I will start with what I found positive in the book and what I could relate with. My parents are immigrants from Poland, so I felt that in some situations of this book I could relate. I tell you that my parents are immigrants because I think that this population of people came to the United States and things were not easy for them. The had to work really really hard just to make it and wanted to give their children (my generation) the best life they could give them. So I felt that Amy touched on this alot in her book. She struggles with raising your children the 'Chinese' way or the 'Western' way. She critiques the Western way of raising children is very lax and without forcing children to do anything and this is why we have unmotivated kids.
With an immigrants kind of mindset things are not always sugar coated for kids and kids need to work really hard to get some praise if any. At first it seems very harsh that Amy forces her children to practice hours and hours of piano and violin to be the best and she actually doesn't say great job she critiques them. I thought wow what a jerk I would be standing up and clapping if my daughter did that. But then I thought back to how my parents were. Really they weren't all that different. My mom never not once had a clue if I had homework that needed to be completed or if there was a project due at school it was just expected. If I brought home anything less then an A well then I was an embarrassment. I guess that was the driving force, I didn't want my parents to be embarrassed so I strived to do well. At one point in the story she buys a dog and tries to make it the best dog and tries to train it but quickly realizes that this is not something that can be done. She and her husband are very well educated individuals with several degrees and teach at an Ivy League school. The vacations that they take are not your typical Disney Land or Wally World type trips. Instead they travel to foreign countries in Europe and still then the children are forced to practice violin and piano for hours. I thought this was insane! No vacation what so ever! I kept putting myself in her kids positions and I think I would have rebelled with piercings and tattoos and would have run away from home.

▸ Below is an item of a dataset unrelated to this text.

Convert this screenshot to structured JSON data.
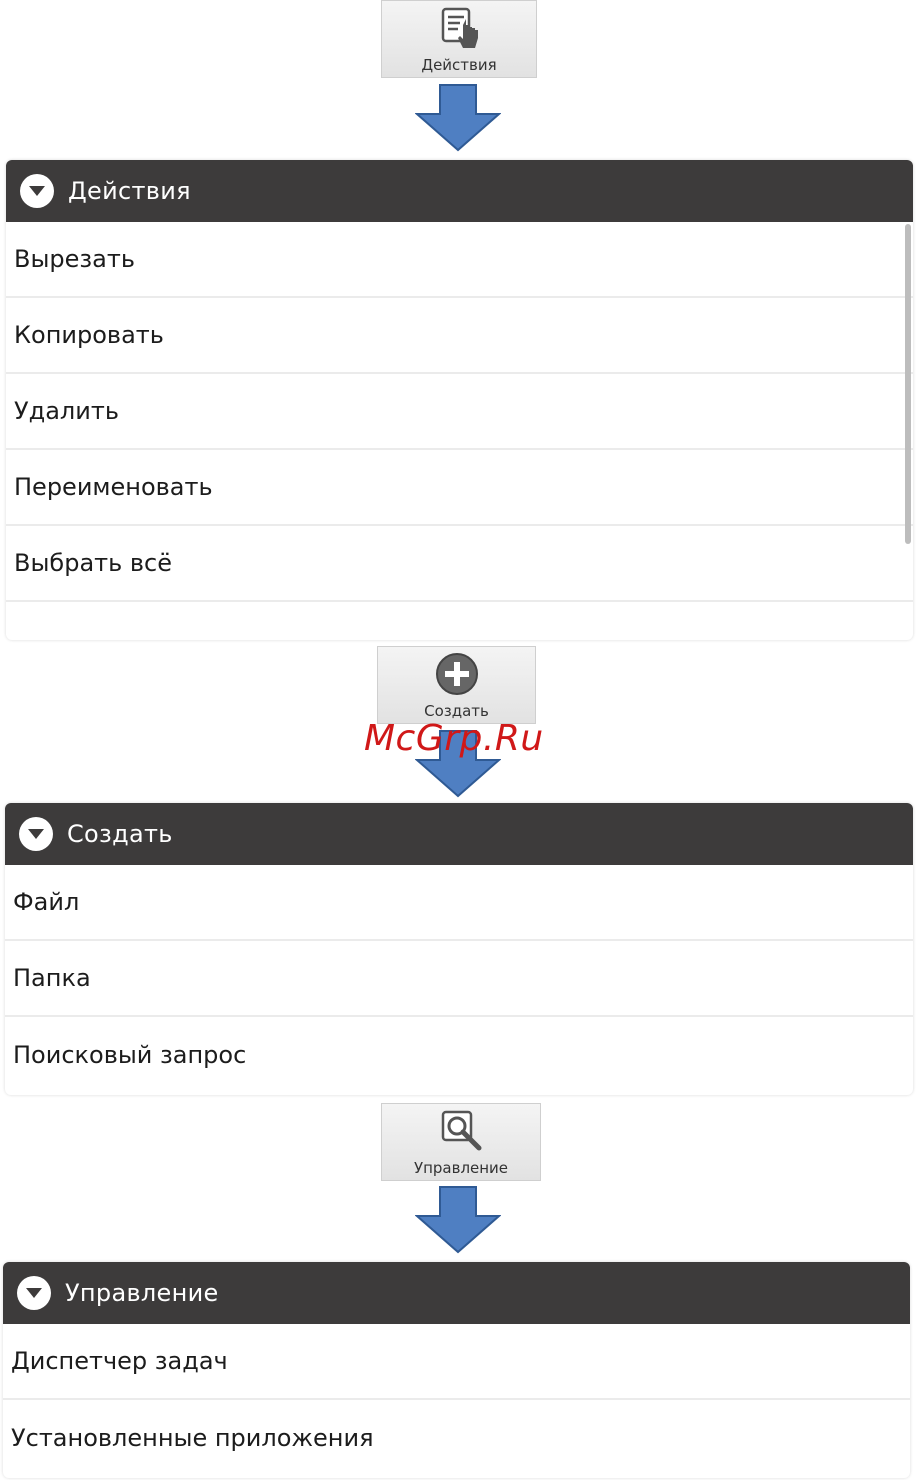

Towards the end of the book she begins to wrap things up and states that her daughters were grateful for this kind of upbringing. Very strict, very structured childhood. I think they didn't know any different. I always have felt your a kid once in your life and it never comes back so why not enjoy it! I don't think kids should run a muck but I think being creative and playing is the most valuable thing in the world. You have your entire adult life to work at things why not enjoy being a kid!
The biggest negative I could find about this book is that it felt very repetitive. She kept jamming piano and violin down her kids throats! She was repetitive with her reasoning like she was justifying for herself what she was doing. She mentions her husband a few times but I can't believe that he had allowed a lot of this to happen. There are some moments in the book that I thought what that's really intense!

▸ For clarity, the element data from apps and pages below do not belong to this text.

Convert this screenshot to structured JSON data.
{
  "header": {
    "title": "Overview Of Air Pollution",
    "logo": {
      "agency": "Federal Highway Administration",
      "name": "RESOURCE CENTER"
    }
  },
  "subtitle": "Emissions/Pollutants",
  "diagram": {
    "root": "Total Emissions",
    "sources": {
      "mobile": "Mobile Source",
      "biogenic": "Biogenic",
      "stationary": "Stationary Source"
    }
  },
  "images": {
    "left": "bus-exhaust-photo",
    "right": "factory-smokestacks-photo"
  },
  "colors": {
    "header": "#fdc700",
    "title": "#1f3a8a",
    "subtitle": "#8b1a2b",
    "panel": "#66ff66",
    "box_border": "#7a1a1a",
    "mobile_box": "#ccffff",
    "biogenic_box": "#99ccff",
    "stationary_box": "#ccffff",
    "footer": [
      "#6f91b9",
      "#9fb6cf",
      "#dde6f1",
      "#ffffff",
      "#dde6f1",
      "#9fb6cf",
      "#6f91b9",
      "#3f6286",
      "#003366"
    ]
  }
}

Overall I say read it if this sparked your interest but if you never pick this up you didn't miss out on anything!!